A team of researchers has observed the fastest moving star ever recorded. Their deep H+K-band (SINFONI) and K-band (NACO) data showed that the S-cluster star S4711 is on a highly eccentric trajectory around Sagittarius A with an orbital period of 7.6 yr and a periapse distance of 144 au to the supermassive black hole (SMBH). The star has the shortest orbital period and the smallest mean distance to the SMBH during its orbit to date. They also describe study of faint S-cluster star candidates, S4712–S4715, circling close to the black hole at the center of the Milky Way galaxy.
Fig: This artist’s impression shows part of the orbit of one of the stars very close to the supermassive black hole at the centre of the Milky Way. Analysis of data from ESO’s Very Large Telescope and other telescopes suggests that the orbits of these stars may show the subtle effects predicted by Einstein’s general theory of relativity. There are hints that the orbit of this star, called S2, is deviating slightly from the path calculated using classical physics. This close-up of the orbit of star S2 shows how the path of the star is slightly different when it passed the same part of its orbit for the second time, 15 years later, due to the effects of general relativity.
Space scientists have known for some time that there is a black hole situated near the center of the Milky Way galaxy (Sagittarius A*), and have theorized that there are stars that circle very close to it—known as “squeezars”, they are believed to orbit so closely to the black hole that they are accelerated to incredible speeds during parts of their orbits. In their work, the researchers have been studying a group of stars that exist close to the black hole, each starting with the letter “S” to indicate their closeness to Sagittarius A.
Fig: The distance of SgrA* stars at closest approach. Credit: Florian Peißker et al.

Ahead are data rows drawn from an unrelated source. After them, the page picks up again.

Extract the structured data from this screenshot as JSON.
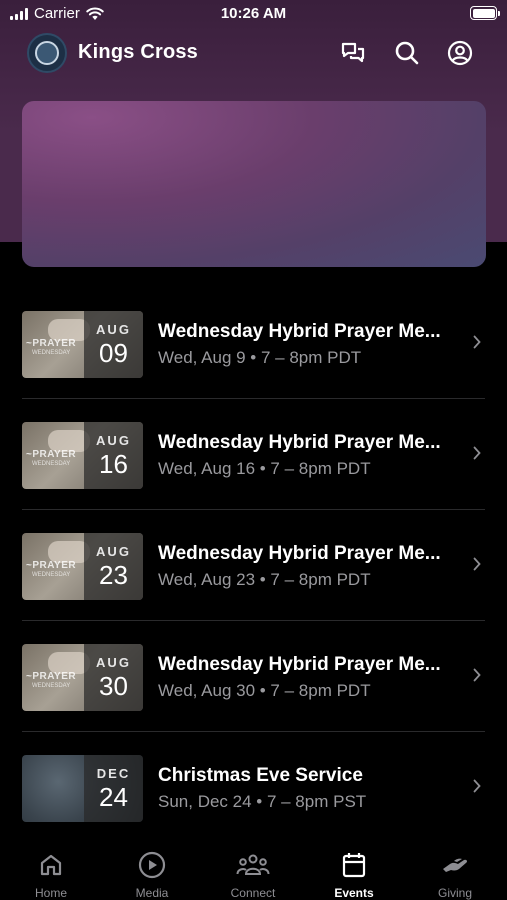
{
  "status_bar": {
    "carrier": "Carrier",
    "time": "10:26 AM"
  },
  "header": {
    "title": "Kings Cross"
  },
  "events": [
    {
      "month": "AUG",
      "day": "09",
      "title": "Wednesday Hybrid Prayer Me...",
      "subtitle": "Wed, Aug 9 • 7 – 8pm PDT",
      "thumb": "prayer"
    },
    {
      "month": "AUG",
      "day": "16",
      "title": "Wednesday Hybrid Prayer Me...",
      "subtitle": "Wed, Aug 16 • 7 – 8pm PDT",
      "thumb": "prayer"
    },
    {
      "month": "AUG",
      "day": "23",
      "title": "Wednesday Hybrid Prayer Me...",
      "subtitle": "Wed, Aug 23 • 7 – 8pm PDT",
      "thumb": "prayer"
    },
    {
      "month": "AUG",
      "day": "30",
      "title": "Wednesday Hybrid Prayer Me...",
      "subtitle": "Wed, Aug 30 • 7 – 8pm PDT",
      "thumb": "prayer"
    },
    {
      "month": "DEC",
      "day": "24",
      "title": "Christmas Eve Service",
      "subtitle": "Sun, Dec 24 • 7 – 8pm PST",
      "thumb": "winter"
    }
  ],
  "tabs": [
    {
      "label": "Home",
      "icon": "home-icon",
      "active": false
    },
    {
      "label": "Media",
      "icon": "play-icon",
      "active": false
    },
    {
      "label": "Connect",
      "icon": "people-icon",
      "active": false
    },
    {
      "label": "Events",
      "icon": "calendar-icon",
      "active": true
    },
    {
      "label": "Giving",
      "icon": "hand-icon",
      "active": false
    }
  ],
  "colors": {
    "header_bg": "#3a1f3c",
    "background": "#000000",
    "muted_text": "#9a9a9e",
    "tab_inactive": "#8e8e93"
  }
}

Prior research had identified a star called S2 as likely existing the closest to Sagittarius A, and at its closest to the black hole, was measured to be traveling at approximately 3% of the speed of light. Then last year, the researchers with this new effort found another star that circled more closely to the black hole and therefore traveled even faster, at approximately 6.7% the speed of light. Since that time, the team has continued studying the fast-moving stars and have found five more that appear to travel even faster: S4714, S4711, S4712, S4713 and S4715.
Fig: S4711 on its orbit around Sgr A*. Credit: arXiv:2008.04764 [astro-ph.GA]
Of these, two stand out from the others—S4714 and S4711. S4711 is a blue star with an orbit shorter than S2, suggesting it might be the closest of all the stars to the black hole. And S4714 has proven to be the speediest of them all—it has a longer orbit, but its orbit is elliptical, which means it is elongated, giving it time, perhaps, to pick up more speed as it moves closer to the black hole—up to 24,000 kilometers per second, or approximately 8% of the speed of light. The researchers suggest the stars are good squeezar candidates, particularly S4714 and S4711 and the short orbital time period of these stars in the dense cluster around the SMBH in the center of our Galaxy are perfect candidates to observe gravitational effects such as the periapse shift.
References: Florian Peißker, Andreas Eckart, Michal Zajaček, Basel Ali, and Marzieh Parsa, “S62 and S4711: Indications of a Population of Faint Fast-moving Stars inside the S2 Orbit—S4711 on a 7.6 yr Orbit around Sgr A”, The Astrophysical Journal, Volume 899, Number 1.. Link: https://iopscience.iop.org/article/10.3847/1538-4357/ab9c1c/meta doi: DOI: 10.3847/1538-4357/ab9c1c (2) Florian Peißker, Andreas Eckart, Marzieh Parsa, “S62 on a 9.9 yr Orbit around SgrA”, arXiv, Volume 889, Number 1, Published 2020 January 24
DOI: 10.3847/1538-4357/ab5afd link: https://arxiv.org/abs/2002.02341